* [Task statement]: Locate every line below that contains the word "包含目录" and copy it.

* [Material shown]:
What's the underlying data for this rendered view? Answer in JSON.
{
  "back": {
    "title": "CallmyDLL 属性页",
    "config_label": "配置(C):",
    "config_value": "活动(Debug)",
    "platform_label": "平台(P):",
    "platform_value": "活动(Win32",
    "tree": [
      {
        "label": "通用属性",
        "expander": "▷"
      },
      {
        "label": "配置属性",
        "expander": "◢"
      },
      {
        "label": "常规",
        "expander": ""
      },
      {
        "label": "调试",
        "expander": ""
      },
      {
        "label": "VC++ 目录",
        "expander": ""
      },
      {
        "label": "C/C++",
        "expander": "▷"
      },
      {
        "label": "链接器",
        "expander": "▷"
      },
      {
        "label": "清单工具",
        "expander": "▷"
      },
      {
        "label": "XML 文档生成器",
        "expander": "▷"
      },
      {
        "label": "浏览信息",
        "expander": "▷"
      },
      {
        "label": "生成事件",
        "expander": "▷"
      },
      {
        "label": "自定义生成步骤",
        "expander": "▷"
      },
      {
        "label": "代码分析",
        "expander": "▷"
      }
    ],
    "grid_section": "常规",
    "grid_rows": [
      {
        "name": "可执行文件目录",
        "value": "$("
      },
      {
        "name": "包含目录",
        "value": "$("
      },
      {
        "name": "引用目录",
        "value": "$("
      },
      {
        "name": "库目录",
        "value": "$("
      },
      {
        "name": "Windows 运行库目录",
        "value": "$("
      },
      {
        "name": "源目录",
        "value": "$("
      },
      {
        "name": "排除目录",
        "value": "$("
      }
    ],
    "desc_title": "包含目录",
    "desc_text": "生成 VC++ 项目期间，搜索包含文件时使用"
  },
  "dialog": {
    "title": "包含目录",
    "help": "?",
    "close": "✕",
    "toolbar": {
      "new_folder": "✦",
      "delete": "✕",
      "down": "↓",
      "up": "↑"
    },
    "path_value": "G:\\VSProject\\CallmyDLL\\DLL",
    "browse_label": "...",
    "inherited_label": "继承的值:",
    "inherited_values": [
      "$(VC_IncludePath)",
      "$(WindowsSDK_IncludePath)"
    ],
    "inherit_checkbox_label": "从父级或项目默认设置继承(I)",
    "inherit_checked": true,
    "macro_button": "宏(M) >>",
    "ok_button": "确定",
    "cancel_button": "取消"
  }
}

* [Solution for this task]:
        "name": "包含目录",
    "desc_title": "包含目录",
    "title": "包含目录",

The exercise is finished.